__Work instructions__.
Copy all lines below that use the word "görüntüleme".

Interface dataset entries:
----------
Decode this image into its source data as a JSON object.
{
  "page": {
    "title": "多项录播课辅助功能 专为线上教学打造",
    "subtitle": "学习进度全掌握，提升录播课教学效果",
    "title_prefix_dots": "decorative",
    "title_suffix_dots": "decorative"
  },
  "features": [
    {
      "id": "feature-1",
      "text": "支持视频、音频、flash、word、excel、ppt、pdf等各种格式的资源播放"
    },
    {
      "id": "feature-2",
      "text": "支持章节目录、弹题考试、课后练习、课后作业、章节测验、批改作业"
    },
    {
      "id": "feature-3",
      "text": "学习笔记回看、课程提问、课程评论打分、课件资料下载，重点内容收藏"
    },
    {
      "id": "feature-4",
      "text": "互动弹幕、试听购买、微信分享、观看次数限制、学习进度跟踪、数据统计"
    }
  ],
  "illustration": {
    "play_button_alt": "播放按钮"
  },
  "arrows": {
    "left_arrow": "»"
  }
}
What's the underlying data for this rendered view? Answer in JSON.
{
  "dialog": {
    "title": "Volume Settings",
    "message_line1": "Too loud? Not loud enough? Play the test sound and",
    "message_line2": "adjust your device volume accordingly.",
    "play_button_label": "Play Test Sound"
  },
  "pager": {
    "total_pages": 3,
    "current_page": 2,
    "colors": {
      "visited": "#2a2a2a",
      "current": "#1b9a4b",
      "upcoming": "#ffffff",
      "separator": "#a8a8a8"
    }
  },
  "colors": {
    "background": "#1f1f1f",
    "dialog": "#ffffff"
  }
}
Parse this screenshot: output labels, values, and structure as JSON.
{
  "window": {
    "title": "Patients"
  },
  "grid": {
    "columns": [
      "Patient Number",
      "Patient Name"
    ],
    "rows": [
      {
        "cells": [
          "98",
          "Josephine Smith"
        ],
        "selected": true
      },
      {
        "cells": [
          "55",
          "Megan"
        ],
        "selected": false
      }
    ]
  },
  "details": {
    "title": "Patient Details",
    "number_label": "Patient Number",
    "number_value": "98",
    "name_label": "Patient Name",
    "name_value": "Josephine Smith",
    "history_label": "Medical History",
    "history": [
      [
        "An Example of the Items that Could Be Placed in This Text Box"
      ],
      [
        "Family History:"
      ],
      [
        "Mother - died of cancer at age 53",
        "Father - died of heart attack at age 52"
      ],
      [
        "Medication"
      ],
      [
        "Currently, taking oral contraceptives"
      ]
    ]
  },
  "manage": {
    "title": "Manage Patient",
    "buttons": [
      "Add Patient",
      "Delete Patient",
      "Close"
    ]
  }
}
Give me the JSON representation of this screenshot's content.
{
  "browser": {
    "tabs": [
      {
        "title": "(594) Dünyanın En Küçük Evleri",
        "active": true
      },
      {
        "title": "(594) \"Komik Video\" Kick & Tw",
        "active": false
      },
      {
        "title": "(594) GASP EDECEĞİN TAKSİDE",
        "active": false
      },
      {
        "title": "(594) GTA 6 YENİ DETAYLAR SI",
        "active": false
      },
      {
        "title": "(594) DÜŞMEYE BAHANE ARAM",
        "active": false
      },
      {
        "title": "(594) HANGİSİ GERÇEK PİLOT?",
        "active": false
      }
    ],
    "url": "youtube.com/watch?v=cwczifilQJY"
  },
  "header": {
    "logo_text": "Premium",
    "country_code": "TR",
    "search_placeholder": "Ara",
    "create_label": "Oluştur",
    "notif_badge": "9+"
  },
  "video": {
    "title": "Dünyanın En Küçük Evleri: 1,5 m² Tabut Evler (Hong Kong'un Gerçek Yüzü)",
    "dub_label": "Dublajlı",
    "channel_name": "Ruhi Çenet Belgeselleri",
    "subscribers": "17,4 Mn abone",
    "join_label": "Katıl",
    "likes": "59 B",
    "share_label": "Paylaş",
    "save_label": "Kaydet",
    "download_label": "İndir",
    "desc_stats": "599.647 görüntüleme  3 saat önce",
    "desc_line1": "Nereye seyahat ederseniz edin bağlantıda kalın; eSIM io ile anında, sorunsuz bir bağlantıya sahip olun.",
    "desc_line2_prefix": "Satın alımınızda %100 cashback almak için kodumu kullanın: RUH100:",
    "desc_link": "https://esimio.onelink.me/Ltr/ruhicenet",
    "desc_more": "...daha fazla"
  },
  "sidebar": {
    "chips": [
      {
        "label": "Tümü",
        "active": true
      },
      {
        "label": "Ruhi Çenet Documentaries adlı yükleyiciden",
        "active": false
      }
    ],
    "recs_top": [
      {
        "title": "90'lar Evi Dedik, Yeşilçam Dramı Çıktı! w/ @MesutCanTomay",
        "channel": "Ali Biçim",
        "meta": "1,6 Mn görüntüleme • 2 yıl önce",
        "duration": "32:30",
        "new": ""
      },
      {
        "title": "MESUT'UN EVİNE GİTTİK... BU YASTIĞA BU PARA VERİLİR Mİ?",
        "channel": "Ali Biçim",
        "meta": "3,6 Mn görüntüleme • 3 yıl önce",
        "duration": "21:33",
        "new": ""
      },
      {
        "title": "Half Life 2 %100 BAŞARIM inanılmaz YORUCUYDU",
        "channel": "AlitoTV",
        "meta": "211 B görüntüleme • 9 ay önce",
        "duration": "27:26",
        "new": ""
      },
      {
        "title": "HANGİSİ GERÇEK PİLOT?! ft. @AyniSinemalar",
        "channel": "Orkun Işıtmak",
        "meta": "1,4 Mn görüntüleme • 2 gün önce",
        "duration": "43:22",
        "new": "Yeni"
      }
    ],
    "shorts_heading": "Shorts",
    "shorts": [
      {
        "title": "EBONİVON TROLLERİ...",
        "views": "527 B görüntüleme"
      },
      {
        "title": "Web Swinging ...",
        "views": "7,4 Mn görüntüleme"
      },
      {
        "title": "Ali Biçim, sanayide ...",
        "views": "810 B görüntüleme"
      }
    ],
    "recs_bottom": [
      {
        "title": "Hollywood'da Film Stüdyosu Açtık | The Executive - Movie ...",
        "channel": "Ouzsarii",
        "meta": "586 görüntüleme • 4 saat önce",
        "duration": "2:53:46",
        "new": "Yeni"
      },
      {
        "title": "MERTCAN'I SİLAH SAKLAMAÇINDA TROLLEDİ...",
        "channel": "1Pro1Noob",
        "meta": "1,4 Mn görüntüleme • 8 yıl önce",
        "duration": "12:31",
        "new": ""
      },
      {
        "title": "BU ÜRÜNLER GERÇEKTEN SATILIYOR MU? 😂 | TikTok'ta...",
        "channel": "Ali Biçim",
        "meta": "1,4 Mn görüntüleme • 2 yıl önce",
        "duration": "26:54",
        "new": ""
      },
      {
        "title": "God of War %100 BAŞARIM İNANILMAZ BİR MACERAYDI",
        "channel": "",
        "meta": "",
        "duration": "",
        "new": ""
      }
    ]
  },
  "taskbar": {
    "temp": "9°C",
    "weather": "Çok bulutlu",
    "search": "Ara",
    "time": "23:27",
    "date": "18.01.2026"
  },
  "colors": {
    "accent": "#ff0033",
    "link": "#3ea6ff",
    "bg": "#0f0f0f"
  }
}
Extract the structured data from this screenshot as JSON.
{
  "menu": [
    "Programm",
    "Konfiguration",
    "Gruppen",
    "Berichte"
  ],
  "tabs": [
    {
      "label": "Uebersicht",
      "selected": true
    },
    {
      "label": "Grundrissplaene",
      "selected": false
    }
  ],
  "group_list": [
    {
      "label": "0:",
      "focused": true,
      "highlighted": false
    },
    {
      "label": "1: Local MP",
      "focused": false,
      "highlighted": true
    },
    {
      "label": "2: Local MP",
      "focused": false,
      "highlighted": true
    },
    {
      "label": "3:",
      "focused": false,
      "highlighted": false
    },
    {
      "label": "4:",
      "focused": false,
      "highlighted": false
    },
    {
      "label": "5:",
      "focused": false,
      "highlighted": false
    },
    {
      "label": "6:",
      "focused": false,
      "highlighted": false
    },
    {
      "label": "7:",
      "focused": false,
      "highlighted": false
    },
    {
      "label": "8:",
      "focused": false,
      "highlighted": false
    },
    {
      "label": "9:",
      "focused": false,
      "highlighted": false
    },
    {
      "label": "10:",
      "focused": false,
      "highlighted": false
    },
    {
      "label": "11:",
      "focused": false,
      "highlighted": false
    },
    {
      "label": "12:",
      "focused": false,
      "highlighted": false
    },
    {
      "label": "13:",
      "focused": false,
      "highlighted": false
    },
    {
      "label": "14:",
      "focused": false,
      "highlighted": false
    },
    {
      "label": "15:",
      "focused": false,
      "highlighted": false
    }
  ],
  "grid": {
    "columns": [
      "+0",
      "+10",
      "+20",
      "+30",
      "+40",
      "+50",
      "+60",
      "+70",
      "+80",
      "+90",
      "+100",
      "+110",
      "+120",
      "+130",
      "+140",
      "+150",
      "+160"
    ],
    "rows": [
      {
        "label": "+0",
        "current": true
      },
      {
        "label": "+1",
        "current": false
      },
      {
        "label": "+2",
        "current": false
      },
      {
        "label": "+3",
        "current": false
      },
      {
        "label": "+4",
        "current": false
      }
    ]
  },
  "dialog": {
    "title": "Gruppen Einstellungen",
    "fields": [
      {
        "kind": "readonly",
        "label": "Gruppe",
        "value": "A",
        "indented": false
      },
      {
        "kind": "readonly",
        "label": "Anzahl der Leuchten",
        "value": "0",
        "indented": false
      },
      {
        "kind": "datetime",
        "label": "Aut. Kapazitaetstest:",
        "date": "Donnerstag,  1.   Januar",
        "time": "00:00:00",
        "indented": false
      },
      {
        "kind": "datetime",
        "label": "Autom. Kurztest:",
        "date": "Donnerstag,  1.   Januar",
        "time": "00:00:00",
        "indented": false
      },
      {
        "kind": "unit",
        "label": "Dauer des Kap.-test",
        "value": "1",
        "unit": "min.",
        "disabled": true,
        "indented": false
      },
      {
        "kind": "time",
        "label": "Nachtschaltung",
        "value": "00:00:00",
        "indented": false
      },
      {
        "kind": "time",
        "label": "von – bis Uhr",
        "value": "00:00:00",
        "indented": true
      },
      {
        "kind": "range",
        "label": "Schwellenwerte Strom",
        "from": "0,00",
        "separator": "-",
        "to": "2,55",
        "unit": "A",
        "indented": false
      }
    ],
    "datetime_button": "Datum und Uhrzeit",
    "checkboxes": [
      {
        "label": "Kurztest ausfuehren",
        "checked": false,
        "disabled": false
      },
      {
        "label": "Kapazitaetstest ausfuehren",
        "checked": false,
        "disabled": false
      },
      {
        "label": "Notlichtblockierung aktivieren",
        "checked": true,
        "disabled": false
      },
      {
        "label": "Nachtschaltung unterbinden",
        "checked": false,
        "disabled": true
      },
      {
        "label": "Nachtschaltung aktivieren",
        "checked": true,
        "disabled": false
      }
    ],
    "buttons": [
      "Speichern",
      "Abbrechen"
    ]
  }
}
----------
__Exercise answer__.
    "desc_stats": "599.647 görüntüleme  3 saat önce",
        "meta": "1,6 Mn görüntüleme • 2 yıl önce",
        "meta": "3,6 Mn görüntüleme • 3 yıl önce",
        "meta": "211 B görüntüleme • 9 ay önce",
        "meta": "1,4 Mn görüntüleme • 2 gün önce",
        "views": "527 B görüntüleme"
        "views": "7,4 Mn görüntüleme"
        "views": "810 B görüntüleme"
        "meta": "586 görüntüleme • 4 saat önce",
        "meta": "1,4 Mn görüntüleme • 8 yıl önce",
        "meta": "1,4 Mn görüntüleme • 2 yıl önce",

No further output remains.